Building A Bomb Shelter
I'm too young to remember the Cuban missile crisis. I really don't remember much about the cold war at all except for President Reagan's "tear down this wall." My mom told me a story about how tense things were during that time. So much to the point that when a car had a blowout while driving down their street they thought a bomb had gone off. People were stocking up supplies and building rooms with two feet thick walls of concrete. That's what you do when you anticipate a bomb, build a bomb shelter.
I think that's true of leaders too. When we see a problem stirring, we prepare ourselves and our teams for the impending explosion. We get together all that's important and do all we can to protect it. So how do we as leaders navigate these volatile situations?
First of all we have to be in tune with our teams and organizations well enough to anticipate when an explosion is possible. It could occur for a variety of reasons. I've been in student ministry for a while and for me this seems to occur in direct relation to relationships. Drama builds, someone doesn't handle a situation the correct way and BOOM! This could be dating/romantic relationships or really any relationship. A while back we had a couple, both on my student leadership team, decide they wanted to date. They didn't date very long and the break up wasn't the worst thing we've seen but the backlash of some things not being handled well took our team almost two years to get past. I didn't see it coming so I ended up having to do a lot of damage control and repair work.
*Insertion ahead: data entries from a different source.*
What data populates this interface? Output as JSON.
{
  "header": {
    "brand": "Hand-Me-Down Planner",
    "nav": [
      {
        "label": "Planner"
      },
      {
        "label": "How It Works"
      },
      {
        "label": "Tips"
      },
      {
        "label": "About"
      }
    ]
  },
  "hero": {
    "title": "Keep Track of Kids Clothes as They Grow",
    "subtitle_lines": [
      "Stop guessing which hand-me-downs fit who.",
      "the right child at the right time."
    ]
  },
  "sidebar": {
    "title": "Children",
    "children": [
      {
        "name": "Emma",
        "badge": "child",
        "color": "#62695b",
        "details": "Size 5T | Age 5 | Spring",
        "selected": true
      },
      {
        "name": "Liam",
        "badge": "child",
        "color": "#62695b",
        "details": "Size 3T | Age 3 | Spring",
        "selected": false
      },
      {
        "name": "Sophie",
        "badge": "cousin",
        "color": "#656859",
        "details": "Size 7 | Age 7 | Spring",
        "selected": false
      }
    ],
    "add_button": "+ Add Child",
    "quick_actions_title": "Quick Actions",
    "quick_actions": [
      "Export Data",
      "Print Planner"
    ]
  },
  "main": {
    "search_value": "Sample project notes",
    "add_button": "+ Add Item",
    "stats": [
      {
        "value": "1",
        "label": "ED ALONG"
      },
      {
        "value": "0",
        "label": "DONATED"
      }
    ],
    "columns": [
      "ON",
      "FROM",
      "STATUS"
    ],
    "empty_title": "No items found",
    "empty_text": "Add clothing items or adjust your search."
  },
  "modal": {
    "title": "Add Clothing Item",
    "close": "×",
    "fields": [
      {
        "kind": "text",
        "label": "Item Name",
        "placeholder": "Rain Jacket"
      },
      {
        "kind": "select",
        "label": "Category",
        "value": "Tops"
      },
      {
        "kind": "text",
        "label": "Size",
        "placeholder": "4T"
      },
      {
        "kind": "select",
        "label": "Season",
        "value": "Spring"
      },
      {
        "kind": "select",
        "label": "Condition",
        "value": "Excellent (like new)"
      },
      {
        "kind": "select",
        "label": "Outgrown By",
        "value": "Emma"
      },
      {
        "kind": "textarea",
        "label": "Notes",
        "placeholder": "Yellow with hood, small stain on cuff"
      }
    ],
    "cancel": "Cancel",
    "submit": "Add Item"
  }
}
Secondly, and this may be the most important step, is try to defuse the bomb. You may be doing this as you pour the concrete walls but it's so crucial. After all, the best way to protect your team from an explosion is to keep it from happening. Ideally people involved in the situation follow what Christ teaches in Matthew 18 and go to them but there are times in which we as leaders have to step in and nudge in the right direction. Explosive Ordinance Disposal is a dangerous job and even though you may lose some fingers, metaphorically speaking, you've saved lives. Have a conversation in a grace-filled way in the hopes it will allow someone to see the results of their decisions. We often don't realize until it's too late that we don't live in a vacuum. Even our ideas have consequences for those in our lives.
Lastly, reinforce the weak places. An explosion, and the debris that comes with it, will follow the path of least resistance. That means the places on your team or organization that are the weakest or the least prepared will take the most damage. That also usually means those places will require the most work to make right again. You don't have to run around yelling "take cover" or "incoming" but you can prepare your team for impending explosions. First by teaching them how to navigate relationships biblically then modeling it in your life and leadership.
How would you go about handling a bomb? Has there been a time in your leadership in which you didn't handle ordinance properly and had to clean up a mess? I encourage you to be intentional with the relationships you have in order to do it well.